Please report each line of the data below that contains "caption".

PROVIDED ENTRIES >>
··········

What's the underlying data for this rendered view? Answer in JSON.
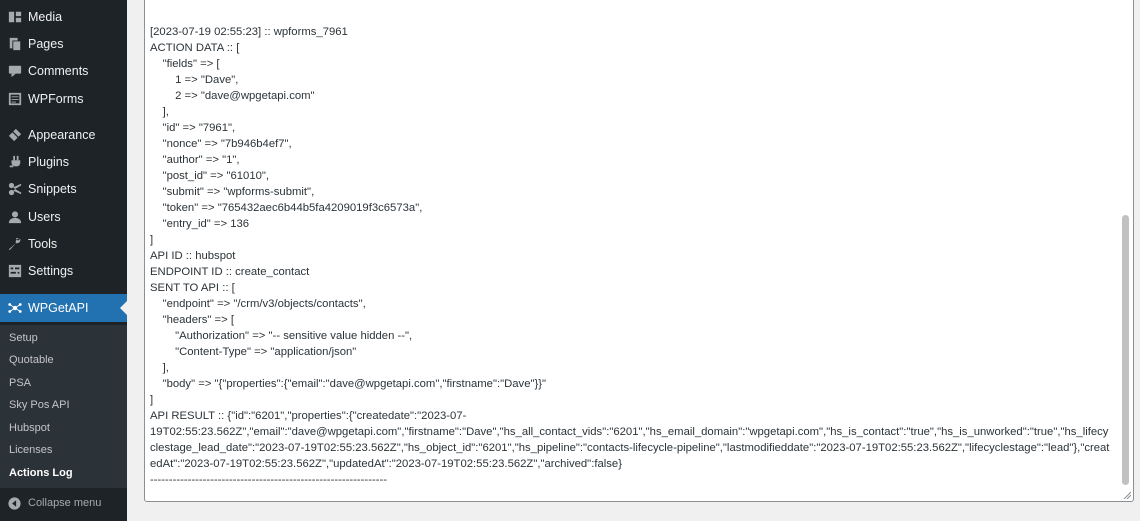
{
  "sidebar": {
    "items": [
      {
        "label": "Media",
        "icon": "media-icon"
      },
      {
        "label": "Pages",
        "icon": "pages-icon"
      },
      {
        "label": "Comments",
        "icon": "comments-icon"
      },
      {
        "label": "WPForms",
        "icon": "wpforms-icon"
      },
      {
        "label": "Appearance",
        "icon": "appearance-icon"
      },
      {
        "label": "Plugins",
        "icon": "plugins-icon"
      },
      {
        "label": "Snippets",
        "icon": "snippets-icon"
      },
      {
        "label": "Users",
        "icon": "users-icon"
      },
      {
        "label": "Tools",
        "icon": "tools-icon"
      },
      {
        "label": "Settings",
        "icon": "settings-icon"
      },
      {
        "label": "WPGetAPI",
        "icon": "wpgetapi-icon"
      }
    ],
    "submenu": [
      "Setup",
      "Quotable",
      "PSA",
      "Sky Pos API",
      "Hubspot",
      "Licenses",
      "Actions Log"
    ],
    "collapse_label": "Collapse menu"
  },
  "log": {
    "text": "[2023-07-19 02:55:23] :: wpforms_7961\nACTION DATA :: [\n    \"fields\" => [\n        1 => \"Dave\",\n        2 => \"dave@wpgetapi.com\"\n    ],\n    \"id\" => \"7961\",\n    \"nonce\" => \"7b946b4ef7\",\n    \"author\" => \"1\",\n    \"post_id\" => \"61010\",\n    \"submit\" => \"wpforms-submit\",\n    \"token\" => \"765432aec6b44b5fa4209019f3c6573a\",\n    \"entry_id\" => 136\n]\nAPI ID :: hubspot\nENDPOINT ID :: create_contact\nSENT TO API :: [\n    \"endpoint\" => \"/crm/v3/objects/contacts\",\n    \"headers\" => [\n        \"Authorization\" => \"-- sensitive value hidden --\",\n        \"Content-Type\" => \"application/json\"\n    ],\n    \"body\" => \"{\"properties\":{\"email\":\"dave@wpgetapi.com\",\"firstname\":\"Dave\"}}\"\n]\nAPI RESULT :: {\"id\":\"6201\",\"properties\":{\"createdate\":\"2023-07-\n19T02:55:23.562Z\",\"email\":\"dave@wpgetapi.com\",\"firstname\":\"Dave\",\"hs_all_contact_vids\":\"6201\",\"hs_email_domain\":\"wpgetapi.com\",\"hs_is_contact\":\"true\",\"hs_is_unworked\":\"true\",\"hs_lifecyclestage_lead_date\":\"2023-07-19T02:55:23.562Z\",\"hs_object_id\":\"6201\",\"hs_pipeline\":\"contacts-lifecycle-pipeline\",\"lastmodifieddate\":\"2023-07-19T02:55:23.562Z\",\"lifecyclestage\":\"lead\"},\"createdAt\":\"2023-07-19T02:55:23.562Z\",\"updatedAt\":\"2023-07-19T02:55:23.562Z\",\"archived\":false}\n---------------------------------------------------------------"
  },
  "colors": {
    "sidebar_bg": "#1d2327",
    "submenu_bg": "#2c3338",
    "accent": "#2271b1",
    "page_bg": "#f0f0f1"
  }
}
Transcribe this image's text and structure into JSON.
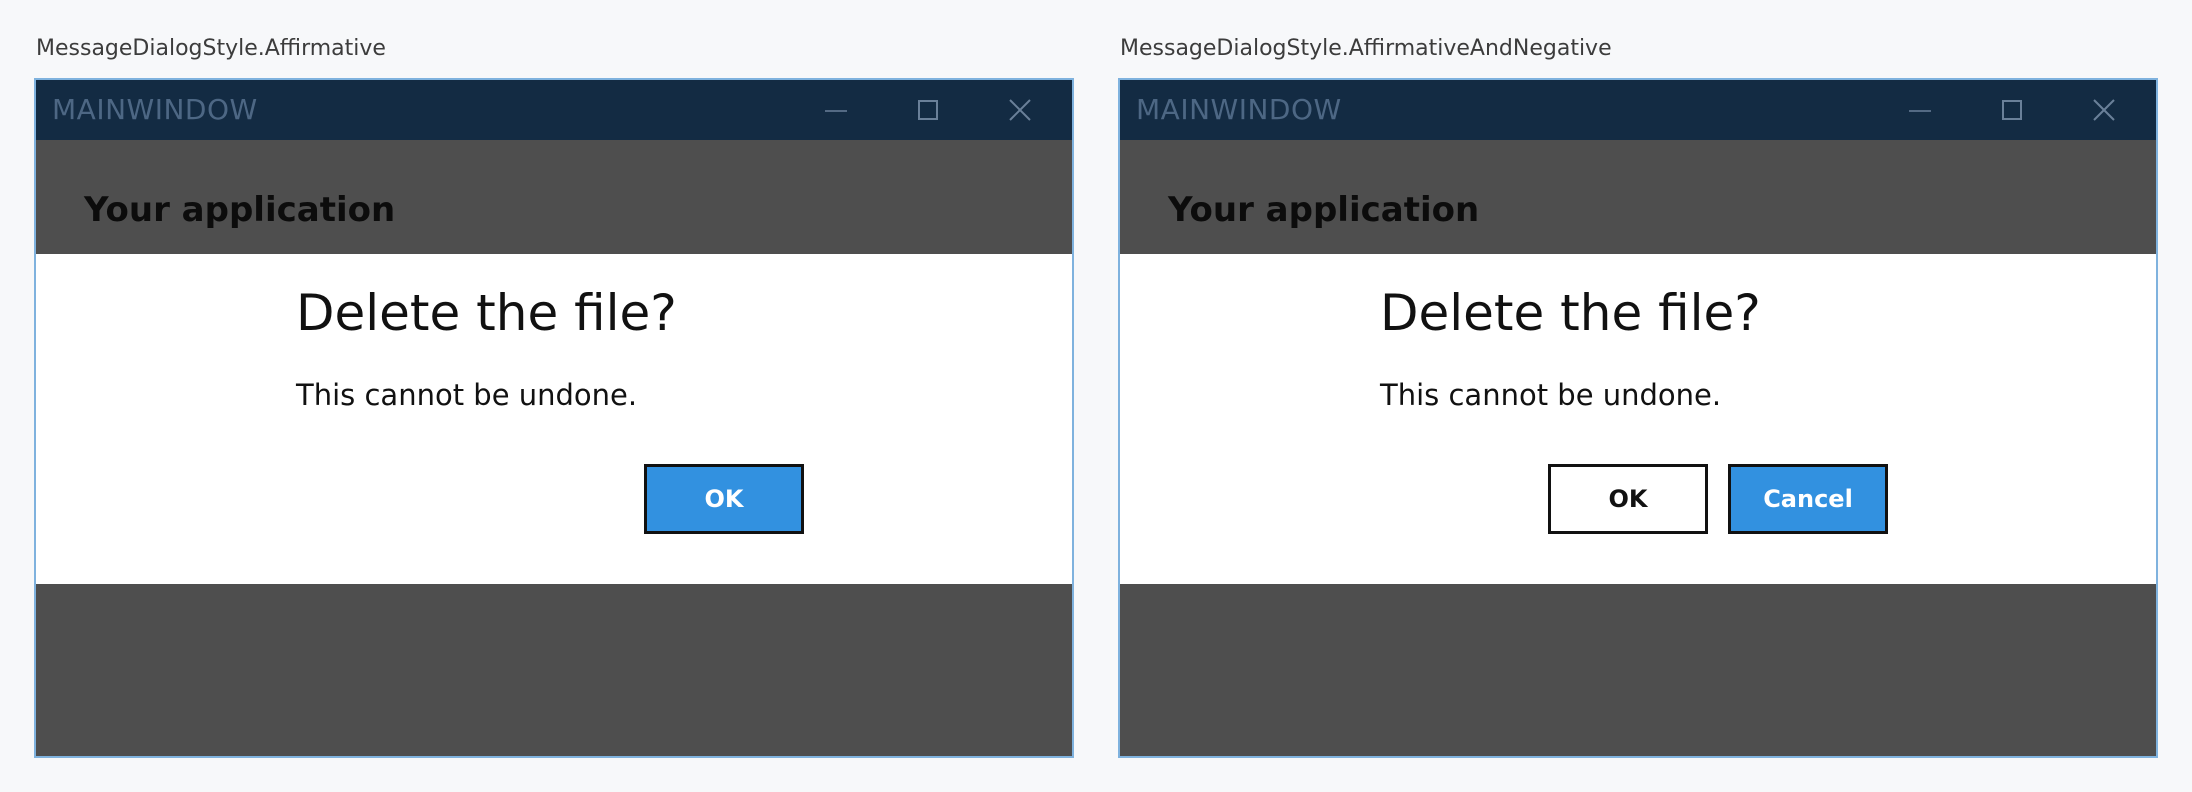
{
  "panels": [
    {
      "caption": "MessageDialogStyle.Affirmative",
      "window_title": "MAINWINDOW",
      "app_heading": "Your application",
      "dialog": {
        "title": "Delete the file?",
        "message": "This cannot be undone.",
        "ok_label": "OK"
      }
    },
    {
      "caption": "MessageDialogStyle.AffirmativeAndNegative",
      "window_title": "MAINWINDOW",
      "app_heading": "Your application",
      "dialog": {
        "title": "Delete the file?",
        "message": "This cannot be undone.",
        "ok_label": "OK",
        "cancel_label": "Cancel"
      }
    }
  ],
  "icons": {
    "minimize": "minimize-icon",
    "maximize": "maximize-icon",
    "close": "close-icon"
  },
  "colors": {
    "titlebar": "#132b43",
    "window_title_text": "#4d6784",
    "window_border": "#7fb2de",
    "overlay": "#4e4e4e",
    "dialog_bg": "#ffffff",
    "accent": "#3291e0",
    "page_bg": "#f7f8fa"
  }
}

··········

TASK RESPONSE >>
      "caption": "MessageDialogStyle.Affirmative",
      "caption": "MessageDialogStyle.AffirmativeAndNegative",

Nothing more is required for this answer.